The plaintiff complained that Zara had unlawfully used two of the images of the previous years’ Fendi fashion show, portraying a model in a red dress and representing the symbol of the Spring/Summer collection 2014. These photographs were used and reproduced in the form of drawings on some tank tops that were part of Zara’s latest collection, subsequently distributed and sold in all the stores and in the online shop of the defendant.

The Judge of Milan recognized the existence of conditions for granting the injunction in favour of Fendi, finding that the graphic representation of Fendi’s photographs and their commercial exploitation by Zara constituted unlawful competition and copyright infringement of the pictures owned by Fendi.

The Judge first observed that the drawings used by Zara clearly reproduced all the elements of Fendi’s photos, which were widely published online and in several magazines and easily attributable to the image of the fashion house. For this reason, the graphic representation of the pictures, according to the judge, amounts to unfair competition due to misappropriation of attributes by the competitor under art. 2598(2) of the Italian Civil Code, a behaviour that has the purpose of “hooking-up” a party’s own product to that of their most renowned competitor. In Zara’s behaviour, the Judge also observed misleading conduct, specifically generated by “post-sale confusion”, that is the kind of confusion occurring when a person, who has not bought the product, sees the counterfeit product in the hands of other people who have purchased it. This modern concept of parasitical exploitation arises from the undeserved appropriation of the “message” associated to a particular brand, a concept that is not actually an alternative to the traditional concept of likelihood of confusion, but is rather a specification of it.

Regarding the copyright infringement, assuming Fendi’s ownership of the photographs – based on the presumption of ownership accorded to the possessor of the work (the defendant had opposed a lack of evidence about the ownership), the elaboration of the pictures in the form of drawings and their commercial exploitation by Zara constitutes, according to the Judge, an infringement of the rights to the image owned exclusively by Fendi.

In the light of the above mentioned considerations, the Court of Milan prohibited Zara from producing and selling, in any form, the garments reproducing the infringing images, and authorized the seizure of the garments already on the market.

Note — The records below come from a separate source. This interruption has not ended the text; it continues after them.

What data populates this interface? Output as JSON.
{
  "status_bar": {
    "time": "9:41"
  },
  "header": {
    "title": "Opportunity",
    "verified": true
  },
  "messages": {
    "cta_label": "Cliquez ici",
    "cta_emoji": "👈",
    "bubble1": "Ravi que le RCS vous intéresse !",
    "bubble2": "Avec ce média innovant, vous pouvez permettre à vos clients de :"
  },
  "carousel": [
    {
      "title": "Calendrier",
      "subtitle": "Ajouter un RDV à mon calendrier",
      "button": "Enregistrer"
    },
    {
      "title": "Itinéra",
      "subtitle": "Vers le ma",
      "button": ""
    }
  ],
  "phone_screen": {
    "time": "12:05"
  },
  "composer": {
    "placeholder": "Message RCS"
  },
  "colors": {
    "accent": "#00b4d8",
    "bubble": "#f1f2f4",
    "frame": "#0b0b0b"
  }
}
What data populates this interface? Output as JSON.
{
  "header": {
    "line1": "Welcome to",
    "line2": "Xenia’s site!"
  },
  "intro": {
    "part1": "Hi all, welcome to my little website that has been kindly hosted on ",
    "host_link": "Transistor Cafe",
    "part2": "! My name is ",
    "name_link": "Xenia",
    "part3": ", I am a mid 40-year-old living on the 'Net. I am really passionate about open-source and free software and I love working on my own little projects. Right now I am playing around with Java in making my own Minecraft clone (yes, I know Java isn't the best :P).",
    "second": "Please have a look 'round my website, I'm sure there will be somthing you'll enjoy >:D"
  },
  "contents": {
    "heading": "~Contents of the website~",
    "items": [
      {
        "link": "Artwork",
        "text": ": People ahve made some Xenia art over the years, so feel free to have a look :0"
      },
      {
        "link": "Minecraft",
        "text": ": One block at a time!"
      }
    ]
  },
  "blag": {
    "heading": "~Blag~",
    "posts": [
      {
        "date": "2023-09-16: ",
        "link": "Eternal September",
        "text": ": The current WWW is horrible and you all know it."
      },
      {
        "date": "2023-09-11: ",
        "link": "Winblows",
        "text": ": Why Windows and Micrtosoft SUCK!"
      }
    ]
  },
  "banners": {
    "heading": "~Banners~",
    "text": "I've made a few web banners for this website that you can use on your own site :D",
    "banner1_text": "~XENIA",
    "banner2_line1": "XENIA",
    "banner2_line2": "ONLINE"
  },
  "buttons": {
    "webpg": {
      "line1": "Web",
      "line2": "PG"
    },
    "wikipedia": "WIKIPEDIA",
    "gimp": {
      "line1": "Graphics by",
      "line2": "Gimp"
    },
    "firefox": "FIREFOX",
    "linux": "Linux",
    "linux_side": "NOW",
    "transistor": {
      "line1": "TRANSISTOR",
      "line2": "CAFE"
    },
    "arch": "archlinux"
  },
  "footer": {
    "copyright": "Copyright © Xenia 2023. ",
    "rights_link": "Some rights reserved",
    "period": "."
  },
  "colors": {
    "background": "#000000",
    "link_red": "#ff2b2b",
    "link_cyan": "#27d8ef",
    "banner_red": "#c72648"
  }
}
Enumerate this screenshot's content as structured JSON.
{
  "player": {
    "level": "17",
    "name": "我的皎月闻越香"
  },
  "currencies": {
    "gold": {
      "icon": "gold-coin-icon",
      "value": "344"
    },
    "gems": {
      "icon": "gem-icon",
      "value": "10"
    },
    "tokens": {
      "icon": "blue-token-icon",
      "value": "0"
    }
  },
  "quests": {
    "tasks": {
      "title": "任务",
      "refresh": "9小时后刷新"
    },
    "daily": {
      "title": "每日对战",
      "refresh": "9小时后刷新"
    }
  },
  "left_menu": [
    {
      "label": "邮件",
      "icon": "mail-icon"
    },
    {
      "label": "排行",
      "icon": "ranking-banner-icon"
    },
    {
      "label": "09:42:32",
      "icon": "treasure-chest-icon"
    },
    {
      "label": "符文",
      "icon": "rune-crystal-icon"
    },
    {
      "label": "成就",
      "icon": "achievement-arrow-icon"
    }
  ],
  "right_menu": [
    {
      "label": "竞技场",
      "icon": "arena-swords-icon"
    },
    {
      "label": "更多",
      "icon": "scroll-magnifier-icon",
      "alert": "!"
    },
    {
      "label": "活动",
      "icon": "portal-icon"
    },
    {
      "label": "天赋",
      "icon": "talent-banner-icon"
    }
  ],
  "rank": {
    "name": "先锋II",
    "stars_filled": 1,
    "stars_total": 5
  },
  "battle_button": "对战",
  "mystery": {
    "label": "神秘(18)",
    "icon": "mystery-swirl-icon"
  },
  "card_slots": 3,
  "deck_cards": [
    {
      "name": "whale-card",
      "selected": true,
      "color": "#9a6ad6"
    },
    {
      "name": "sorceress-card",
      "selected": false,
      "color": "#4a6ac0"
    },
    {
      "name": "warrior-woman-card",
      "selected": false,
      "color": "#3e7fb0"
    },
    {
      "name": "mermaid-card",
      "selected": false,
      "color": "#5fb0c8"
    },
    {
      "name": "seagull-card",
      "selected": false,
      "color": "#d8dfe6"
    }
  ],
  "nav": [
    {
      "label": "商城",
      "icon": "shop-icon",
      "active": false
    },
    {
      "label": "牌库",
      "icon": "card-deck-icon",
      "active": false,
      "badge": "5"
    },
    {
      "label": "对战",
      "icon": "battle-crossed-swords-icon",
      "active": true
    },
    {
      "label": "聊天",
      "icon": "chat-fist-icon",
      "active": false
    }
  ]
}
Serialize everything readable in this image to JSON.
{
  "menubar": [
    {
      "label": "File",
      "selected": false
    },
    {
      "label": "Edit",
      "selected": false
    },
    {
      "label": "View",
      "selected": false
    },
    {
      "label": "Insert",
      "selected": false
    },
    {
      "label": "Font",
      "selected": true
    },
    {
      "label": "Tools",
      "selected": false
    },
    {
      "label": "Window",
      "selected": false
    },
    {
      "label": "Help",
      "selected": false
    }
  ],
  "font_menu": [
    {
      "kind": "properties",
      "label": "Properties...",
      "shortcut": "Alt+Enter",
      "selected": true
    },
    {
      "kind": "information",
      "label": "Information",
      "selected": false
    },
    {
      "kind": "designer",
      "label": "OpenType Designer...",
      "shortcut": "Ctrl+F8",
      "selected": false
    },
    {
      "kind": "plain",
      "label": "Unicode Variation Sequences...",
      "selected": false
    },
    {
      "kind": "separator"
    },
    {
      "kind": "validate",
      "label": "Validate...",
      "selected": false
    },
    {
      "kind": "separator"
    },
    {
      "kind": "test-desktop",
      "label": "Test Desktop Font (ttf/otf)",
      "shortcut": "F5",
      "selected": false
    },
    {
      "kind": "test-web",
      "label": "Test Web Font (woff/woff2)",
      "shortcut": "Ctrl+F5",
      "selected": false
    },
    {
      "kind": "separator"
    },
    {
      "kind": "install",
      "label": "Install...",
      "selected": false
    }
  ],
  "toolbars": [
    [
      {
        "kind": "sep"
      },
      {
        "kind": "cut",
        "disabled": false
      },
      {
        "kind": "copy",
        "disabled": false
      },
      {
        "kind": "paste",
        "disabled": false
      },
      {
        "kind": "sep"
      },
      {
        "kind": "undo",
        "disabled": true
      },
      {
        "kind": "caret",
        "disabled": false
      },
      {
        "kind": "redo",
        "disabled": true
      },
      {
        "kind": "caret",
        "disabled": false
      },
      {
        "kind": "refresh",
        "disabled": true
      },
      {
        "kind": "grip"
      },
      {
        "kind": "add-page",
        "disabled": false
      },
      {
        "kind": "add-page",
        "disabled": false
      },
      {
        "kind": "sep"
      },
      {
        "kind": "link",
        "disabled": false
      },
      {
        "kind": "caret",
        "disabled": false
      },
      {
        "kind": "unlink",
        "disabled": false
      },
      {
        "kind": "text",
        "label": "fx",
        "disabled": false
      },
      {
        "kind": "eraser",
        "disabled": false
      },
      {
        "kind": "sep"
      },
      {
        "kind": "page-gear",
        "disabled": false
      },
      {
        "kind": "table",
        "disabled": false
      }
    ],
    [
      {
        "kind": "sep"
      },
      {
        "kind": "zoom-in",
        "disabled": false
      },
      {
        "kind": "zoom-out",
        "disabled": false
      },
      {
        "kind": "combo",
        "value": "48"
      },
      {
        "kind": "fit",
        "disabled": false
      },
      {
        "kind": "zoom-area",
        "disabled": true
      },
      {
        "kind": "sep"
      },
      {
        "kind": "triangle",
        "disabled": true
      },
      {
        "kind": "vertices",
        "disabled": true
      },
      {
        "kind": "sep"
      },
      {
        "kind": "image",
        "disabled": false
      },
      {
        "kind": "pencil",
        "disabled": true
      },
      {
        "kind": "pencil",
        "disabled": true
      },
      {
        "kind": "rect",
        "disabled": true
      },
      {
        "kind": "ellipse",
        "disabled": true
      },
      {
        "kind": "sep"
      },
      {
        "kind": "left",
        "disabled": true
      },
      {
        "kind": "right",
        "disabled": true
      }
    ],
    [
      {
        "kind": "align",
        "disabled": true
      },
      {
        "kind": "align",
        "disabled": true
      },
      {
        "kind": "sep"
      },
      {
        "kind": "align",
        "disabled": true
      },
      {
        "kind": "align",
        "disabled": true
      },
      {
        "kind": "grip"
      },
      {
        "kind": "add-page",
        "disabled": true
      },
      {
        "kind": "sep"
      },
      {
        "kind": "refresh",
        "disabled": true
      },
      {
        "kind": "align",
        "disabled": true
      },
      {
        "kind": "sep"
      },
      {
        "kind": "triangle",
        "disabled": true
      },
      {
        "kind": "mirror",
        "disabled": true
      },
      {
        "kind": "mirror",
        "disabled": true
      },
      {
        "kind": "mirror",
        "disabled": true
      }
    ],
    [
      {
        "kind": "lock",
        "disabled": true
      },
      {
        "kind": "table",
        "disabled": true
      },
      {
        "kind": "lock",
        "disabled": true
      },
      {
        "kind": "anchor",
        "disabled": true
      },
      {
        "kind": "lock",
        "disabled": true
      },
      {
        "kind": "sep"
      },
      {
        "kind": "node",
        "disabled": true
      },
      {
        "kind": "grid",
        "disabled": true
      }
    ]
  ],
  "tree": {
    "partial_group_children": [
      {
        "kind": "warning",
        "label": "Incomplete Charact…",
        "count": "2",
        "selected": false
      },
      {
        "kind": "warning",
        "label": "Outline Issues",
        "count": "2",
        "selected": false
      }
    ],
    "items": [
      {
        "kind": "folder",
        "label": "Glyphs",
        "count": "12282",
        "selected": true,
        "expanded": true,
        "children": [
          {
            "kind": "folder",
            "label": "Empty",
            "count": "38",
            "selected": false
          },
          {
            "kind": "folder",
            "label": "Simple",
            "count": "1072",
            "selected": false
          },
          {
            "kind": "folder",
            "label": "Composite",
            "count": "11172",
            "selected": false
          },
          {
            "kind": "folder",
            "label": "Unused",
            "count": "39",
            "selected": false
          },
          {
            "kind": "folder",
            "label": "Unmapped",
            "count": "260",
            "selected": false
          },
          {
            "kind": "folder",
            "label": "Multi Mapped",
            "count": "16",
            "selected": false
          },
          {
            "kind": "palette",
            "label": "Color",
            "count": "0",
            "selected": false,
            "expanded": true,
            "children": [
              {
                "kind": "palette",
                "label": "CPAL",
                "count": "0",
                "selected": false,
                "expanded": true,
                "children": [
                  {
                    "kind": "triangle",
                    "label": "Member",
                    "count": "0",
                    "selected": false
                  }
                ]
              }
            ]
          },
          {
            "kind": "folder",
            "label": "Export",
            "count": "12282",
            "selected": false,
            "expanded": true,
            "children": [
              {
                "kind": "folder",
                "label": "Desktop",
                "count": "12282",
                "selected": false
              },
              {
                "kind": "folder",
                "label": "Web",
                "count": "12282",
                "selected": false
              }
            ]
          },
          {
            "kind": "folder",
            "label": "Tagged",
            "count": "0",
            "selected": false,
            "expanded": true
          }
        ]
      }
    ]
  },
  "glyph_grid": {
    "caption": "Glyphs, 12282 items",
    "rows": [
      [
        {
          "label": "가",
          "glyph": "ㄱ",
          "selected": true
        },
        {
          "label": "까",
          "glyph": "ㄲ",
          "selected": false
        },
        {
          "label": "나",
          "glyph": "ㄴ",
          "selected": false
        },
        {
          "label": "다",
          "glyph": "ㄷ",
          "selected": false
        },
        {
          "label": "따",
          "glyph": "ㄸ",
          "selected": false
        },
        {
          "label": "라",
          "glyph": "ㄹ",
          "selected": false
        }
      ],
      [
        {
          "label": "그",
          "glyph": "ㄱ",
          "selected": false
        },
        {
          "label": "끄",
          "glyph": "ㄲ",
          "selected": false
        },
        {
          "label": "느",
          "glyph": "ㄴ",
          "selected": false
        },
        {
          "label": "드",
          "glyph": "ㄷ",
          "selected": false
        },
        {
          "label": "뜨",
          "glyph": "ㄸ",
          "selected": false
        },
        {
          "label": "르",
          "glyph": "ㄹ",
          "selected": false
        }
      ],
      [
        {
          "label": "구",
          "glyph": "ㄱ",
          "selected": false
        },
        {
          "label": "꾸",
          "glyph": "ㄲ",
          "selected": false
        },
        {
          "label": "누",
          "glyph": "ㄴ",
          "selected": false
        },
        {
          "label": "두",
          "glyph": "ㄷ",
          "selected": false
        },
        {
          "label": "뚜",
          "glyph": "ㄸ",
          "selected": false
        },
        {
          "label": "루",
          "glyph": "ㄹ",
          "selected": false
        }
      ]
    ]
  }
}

It is not clear at the time of writing whether or not the order has been claimed.

Silvia Laitila